The Buenos Aires Zoo will close tomorrow to undergo a transformation into an eco-park. Although the project is expected to take at least six months, the park will reopen in two years.

According to an article published on Perfil, the renovation is intended to create “more green spaces” and restore buildings of historical value. Changes will begin on the Avenida del Libertador side and in front of Plaza Italia, where there is a lower concentration of exhibits.

City Government officials say the Zoo will release 350 animals of 50 different species to different natural habitats around Argentina and assure they are in conversation with certain organizations in regard to the future of the animals.

Perfil noted that after the construction is completed, “the space will have 12 hectares, free access and will leave behind the old paradigm of maintaining exotic animals in captivity” and instead “preserve certain species while generating generating” as an eco-park.

There will be five other areas with specific uses; according to the government, those uses are central connection, conservation and eco-regions, research and education, art and culture, as well as recreation and sustainable consumption. But what exactly is an eco-park anyway?

According to the city government’s plan released in May 2017, the principal objective of an eco-park is to “contribute to the conservation of biodiversity, promote environmental education, and spur innovative and sustainable development.” Other examples of eco-parks include those in Mexico, Great Britain, and the Netherlands.

However, the plan has not satisfied many ecologists and others concerned with the well-being of animals still held in captivity since last year.

As we reported in May, a large group of ecologists and veterinarians released a letter criticizing the government’s approach as just a plan to “rename [the Zoo], bring the entrance fees prices up, close off animal habitats to the public, and increase the number of staffers. But none of this means better conditions for the animals.”

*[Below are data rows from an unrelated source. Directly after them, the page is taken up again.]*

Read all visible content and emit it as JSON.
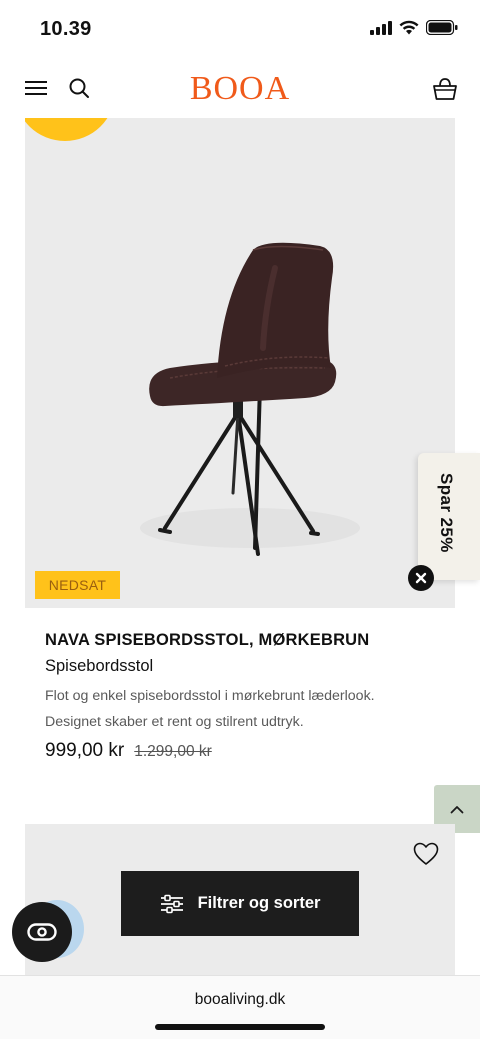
{
  "status_bar": {
    "time": "10.39"
  },
  "header": {
    "logo": "BOOA",
    "icons": [
      "menu-icon",
      "search-icon",
      "basket-icon"
    ]
  },
  "product": {
    "badge": "NEDSAT",
    "name": "NAVA SPISEBORDSSTOL, MØRKEBRUN",
    "category": "Spisebordsstol",
    "description_line1": "Flot og enkel spisebordsstol i mørkebrunt læderlook.",
    "description_line2": "Designet skaber et rent og stilrent udtryk.",
    "price": "999,00 kr",
    "old_price": "1.299,00 kr"
  },
  "promo": {
    "label": "Spar 25%"
  },
  "filter": {
    "label": "Filtrer og sorter"
  },
  "browser": {
    "url": "booaliving.dk"
  },
  "colors": {
    "brand": "#f05a1a",
    "badge": "#ffc21a",
    "card_bg": "#ebebeb",
    "scroll_top_bg": "#cad6c6",
    "dark": "#1d1d1d"
  }
}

As the park undergoes a transformation over the next two years, this dispute will likely continue.